[Problem details]: Please reproduce the listing in full, exactly as given.

[Materials provided]:
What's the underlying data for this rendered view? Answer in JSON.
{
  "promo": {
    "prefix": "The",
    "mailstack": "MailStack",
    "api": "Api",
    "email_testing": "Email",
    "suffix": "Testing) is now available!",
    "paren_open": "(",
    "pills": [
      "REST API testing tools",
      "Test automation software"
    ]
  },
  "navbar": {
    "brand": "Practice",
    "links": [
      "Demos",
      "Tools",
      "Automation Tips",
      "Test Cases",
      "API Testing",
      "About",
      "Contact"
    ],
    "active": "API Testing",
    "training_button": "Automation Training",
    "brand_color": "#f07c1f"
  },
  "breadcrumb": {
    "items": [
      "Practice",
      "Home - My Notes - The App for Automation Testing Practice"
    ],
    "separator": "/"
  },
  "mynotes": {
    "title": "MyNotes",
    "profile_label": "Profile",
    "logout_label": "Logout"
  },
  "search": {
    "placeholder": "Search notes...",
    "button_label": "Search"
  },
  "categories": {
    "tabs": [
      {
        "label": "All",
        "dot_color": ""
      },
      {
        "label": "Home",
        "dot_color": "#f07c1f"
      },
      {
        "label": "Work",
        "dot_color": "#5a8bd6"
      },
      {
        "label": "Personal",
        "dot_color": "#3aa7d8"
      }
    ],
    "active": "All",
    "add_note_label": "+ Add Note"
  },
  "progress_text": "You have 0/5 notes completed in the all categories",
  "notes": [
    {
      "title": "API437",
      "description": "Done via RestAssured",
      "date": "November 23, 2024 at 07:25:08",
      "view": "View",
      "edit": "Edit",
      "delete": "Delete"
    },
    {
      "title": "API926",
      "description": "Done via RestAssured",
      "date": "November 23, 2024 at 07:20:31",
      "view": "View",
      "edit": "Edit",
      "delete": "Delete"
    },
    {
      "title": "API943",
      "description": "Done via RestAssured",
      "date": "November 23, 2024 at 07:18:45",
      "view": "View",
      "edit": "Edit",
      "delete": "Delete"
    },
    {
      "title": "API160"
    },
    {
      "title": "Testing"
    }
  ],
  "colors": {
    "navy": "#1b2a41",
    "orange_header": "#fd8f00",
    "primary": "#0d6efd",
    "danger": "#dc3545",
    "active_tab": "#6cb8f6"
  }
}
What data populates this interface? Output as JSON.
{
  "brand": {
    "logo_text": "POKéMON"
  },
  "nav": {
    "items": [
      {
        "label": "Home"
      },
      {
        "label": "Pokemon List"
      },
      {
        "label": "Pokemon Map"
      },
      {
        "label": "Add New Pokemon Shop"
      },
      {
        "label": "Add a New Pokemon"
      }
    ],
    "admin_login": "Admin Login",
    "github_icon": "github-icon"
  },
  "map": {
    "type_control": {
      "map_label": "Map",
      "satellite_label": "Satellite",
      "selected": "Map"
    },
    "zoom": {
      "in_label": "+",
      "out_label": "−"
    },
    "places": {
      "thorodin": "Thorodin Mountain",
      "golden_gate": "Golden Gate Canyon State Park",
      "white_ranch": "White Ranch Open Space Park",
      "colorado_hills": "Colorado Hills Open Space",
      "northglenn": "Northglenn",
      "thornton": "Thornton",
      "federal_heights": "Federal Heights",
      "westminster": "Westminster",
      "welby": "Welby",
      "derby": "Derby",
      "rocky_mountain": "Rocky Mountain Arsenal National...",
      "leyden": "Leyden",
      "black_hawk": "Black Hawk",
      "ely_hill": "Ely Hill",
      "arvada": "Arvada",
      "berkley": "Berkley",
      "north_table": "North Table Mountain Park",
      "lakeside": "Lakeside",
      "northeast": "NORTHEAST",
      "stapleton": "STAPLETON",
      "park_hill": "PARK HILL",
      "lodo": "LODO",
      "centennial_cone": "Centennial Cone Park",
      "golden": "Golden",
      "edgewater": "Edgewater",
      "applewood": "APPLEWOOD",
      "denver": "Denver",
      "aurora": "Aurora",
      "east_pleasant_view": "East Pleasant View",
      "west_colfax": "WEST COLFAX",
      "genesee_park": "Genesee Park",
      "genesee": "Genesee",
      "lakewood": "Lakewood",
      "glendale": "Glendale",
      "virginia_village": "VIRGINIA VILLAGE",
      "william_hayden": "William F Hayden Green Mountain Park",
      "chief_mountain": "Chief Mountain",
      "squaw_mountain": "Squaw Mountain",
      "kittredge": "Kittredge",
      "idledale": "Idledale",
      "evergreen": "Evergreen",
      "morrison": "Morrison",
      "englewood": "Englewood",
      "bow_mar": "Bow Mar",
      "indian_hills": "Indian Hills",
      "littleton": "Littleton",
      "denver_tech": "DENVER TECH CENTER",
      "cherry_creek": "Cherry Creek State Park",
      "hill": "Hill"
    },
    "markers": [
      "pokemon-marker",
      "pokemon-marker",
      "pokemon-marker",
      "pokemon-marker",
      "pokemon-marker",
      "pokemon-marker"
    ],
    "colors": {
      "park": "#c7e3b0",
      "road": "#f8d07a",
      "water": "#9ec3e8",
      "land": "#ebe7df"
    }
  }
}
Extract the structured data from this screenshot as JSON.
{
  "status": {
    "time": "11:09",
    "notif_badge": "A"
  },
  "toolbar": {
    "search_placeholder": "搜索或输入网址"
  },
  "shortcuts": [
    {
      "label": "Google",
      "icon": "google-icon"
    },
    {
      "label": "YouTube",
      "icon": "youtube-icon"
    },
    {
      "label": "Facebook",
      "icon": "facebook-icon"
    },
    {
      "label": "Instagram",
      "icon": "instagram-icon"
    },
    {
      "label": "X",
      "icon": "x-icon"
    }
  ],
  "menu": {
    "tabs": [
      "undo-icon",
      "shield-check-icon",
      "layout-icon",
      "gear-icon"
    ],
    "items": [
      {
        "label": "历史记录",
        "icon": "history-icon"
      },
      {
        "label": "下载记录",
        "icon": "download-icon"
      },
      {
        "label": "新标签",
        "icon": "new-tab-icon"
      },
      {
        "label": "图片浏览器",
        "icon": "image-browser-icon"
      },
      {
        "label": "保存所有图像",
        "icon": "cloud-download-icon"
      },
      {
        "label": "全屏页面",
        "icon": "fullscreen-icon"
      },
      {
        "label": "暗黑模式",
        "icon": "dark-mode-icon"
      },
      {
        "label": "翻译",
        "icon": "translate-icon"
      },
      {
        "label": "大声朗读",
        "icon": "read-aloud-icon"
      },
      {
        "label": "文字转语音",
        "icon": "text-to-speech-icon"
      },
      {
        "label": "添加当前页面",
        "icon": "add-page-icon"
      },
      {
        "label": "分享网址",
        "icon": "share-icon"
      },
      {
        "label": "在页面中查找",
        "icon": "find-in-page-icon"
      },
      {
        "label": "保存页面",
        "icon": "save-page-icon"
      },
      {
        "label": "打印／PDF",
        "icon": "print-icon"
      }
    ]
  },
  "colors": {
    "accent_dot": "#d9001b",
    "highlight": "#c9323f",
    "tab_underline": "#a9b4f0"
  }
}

[Completed exercise]:
What's the underlying data for this rendered view? Answer in JSON.
{
  "promo": {
    "prefix": "The",
    "mailstack": "MailStack",
    "api": "Api",
    "email_testing": "Email",
    "suffix": "Testing) is now available!",
    "paren_open": "(",
    "pills": [
      "REST API testing tools",
      "Test automation software"
    ]
  },
  "navbar": {
    "brand": "Practice",
    "links": [
      "Demos",
      "Tools",
      "Automation Tips",
      "Test Cases",
      "API Testing",
      "About",
      "Contact"
    ],
    "active": "API Testing",
    "training_button": "Automation Training",
    "brand_color": "#f07c1f"
  },
  "breadcrumb": {
    "items": [
      "Practice",
      "Home - My Notes - The App for Automation Testing Practice"
    ],
    "separator": "/"
  },
  "mynotes": {
    "title": "MyNotes",
    "profile_label": "Profile",
    "logout_label": "Logout"
  },
  "search": {
    "placeholder": "Search notes...",
    "button_label": "Search"
  },
  "categories": {
    "tabs": [
      {
        "label": "All",
        "dot_color": ""
      },
      {
        "label": "Home",
        "dot_color": "#f07c1f"
      },
      {
        "label": "Work",
        "dot_color": "#5a8bd6"
      },
      {
        "label": "Personal",
        "dot_color": "#3aa7d8"
      }
    ],
    "active": "All",
    "add_note_label": "+ Add Note"
  },
  "progress_text": "You have 0/5 notes completed in the all categories",
  "notes": [
    {
      "title": "API437",
      "description": "Done via RestAssured",
      "date": "November 23, 2024 at 07:25:08",
      "view": "View",
      "edit": "Edit",
      "delete": "Delete"
    },
    {
      "title": "API926",
      "description": "Done via RestAssured",
      "date": "November 23, 2024 at 07:20:31",
      "view": "View",
      "edit": "Edit",
      "delete": "Delete"
    },
    {
      "title": "API943",
      "description": "Done via RestAssured",
      "date": "November 23, 2024 at 07:18:45",
      "view": "View",
      "edit": "Edit",
      "delete": "Delete"
    },
    {
      "title": "API160"
    },
    {
      "title": "Testing"
    }
  ],
  "colors": {
    "navy": "#1b2a41",
    "orange_header": "#fd8f00",
    "primary": "#0d6efd",
    "danger": "#dc3545",
    "active_tab": "#6cb8f6"
  }
}
What data populates this interface? Output as JSON.
{
  "brand": {
    "logo_text": "POKéMON"
  },
  "nav": {
    "items": [
      {
        "label": "Home"
      },
      {
        "label": "Pokemon List"
      },
      {
        "label": "Pokemon Map"
      },
      {
        "label": "Add New Pokemon Shop"
      },
      {
        "label": "Add a New Pokemon"
      }
    ],
    "admin_login": "Admin Login",
    "github_icon": "github-icon"
  },
  "map": {
    "type_control": {
      "map_label": "Map",
      "satellite_label": "Satellite",
      "selected": "Map"
    },
    "zoom": {
      "in_label": "+",
      "out_label": "−"
    },
    "places": {
      "thorodin": "Thorodin Mountain",
      "golden_gate": "Golden Gate Canyon State Park",
      "white_ranch": "White Ranch Open Space Park",
      "colorado_hills": "Colorado Hills Open Space",
      "northglenn": "Northglenn",
      "thornton": "Thornton",
      "federal_heights": "Federal Heights",
      "westminster": "Westminster",
      "welby": "Welby",
      "derby": "Derby",
      "rocky_mountain": "Rocky Mountain Arsenal National...",
      "leyden": "Leyden",
      "black_hawk": "Black Hawk",
      "ely_hill": "Ely Hill",
      "arvada": "Arvada",
      "berkley": "Berkley",
      "north_table": "North Table Mountain Park",
      "lakeside": "Lakeside",
      "northeast": "NORTHEAST",
      "stapleton": "STAPLETON",
      "park_hill": "PARK HILL",
      "lodo": "LODO",
      "centennial_cone": "Centennial Cone Park",
      "golden": "Golden",
      "edgewater": "Edgewater",
      "applewood": "APPLEWOOD",
      "denver": "Denver",
      "aurora": "Aurora",
      "east_pleasant_view": "East Pleasant View",
      "west_colfax": "WEST COLFAX",
      "genesee_park": "Genesee Park",
      "genesee": "Genesee",
      "lakewood": "Lakewood",
      "glendale": "Glendale",
      "virginia_village": "VIRGINIA VILLAGE",
      "william_hayden": "William F Hayden Green Mountain Park",
      "chief_mountain": "Chief Mountain",
      "squaw_mountain": "Squaw Mountain",
      "kittredge": "Kittredge",
      "idledale": "Idledale",
      "evergreen": "Evergreen",
      "morrison": "Morrison",
      "englewood": "Englewood",
      "bow_mar": "Bow Mar",
      "indian_hills": "Indian Hills",
      "littleton": "Littleton",
      "denver_tech": "DENVER TECH CENTER",
      "cherry_creek": "Cherry Creek State Park",
      "hill": "Hill"
    },
    "markers": [
      "pokemon-marker",
      "pokemon-marker",
      "pokemon-marker",
      "pokemon-marker",
      "pokemon-marker",
      "pokemon-marker"
    ],
    "colors": {
      "park": "#c7e3b0",
      "road": "#f8d07a",
      "water": "#9ec3e8",
      "land": "#ebe7df"
    }
  }
}
Extract the structured data from this screenshot as JSON.
{
  "status": {
    "time": "11:09",
    "notif_badge": "A"
  },
  "toolbar": {
    "search_placeholder": "搜索或输入网址"
  },
  "shortcuts": [
    {
      "label": "Google",
      "icon": "google-icon"
    },
    {
      "label": "YouTube",
      "icon": "youtube-icon"
    },
    {
      "label": "Facebook",
      "icon": "facebook-icon"
    },
    {
      "label": "Instagram",
      "icon": "instagram-icon"
    },
    {
      "label": "X",
      "icon": "x-icon"
    }
  ],
  "menu": {
    "tabs": [
      "undo-icon",
      "shield-check-icon",
      "layout-icon",
      "gear-icon"
    ],
    "items": [
      {
        "label": "历史记录",
        "icon": "history-icon"
      },
      {
        "label": "下载记录",
        "icon": "download-icon"
      },
      {
        "label": "新标签",
        "icon": "new-tab-icon"
      },
      {
        "label": "图片浏览器",
        "icon": "image-browser-icon"
      },
      {
        "label": "保存所有图像",
        "icon": "cloud-download-icon"
      },
      {
        "label": "全屏页面",
        "icon": "fullscreen-icon"
      },
      {
        "label": "暗黑模式",
        "icon": "dark-mode-icon"
      },
      {
        "label": "翻译",
        "icon": "translate-icon"
      },
      {
        "label": "大声朗读",
        "icon": "read-aloud-icon"
      },
      {
        "label": "文字转语音",
        "icon": "text-to-speech-icon"
      },
      {
        "label": "添加当前页面",
        "icon": "add-page-icon"
      },
      {
        "label": "分享网址",
        "icon": "share-icon"
      },
      {
        "label": "在页面中查找",
        "icon": "find-in-page-icon"
      },
      {
        "label": "保存页面",
        "icon": "save-page-icon"
      },
      {
        "label": "打印／PDF",
        "icon": "print-icon"
      }
    ]
  },
  "colors": {
    "accent_dot": "#d9001b",
    "highlight": "#c9323f",
    "tab_underline": "#a9b4f0"
  }
}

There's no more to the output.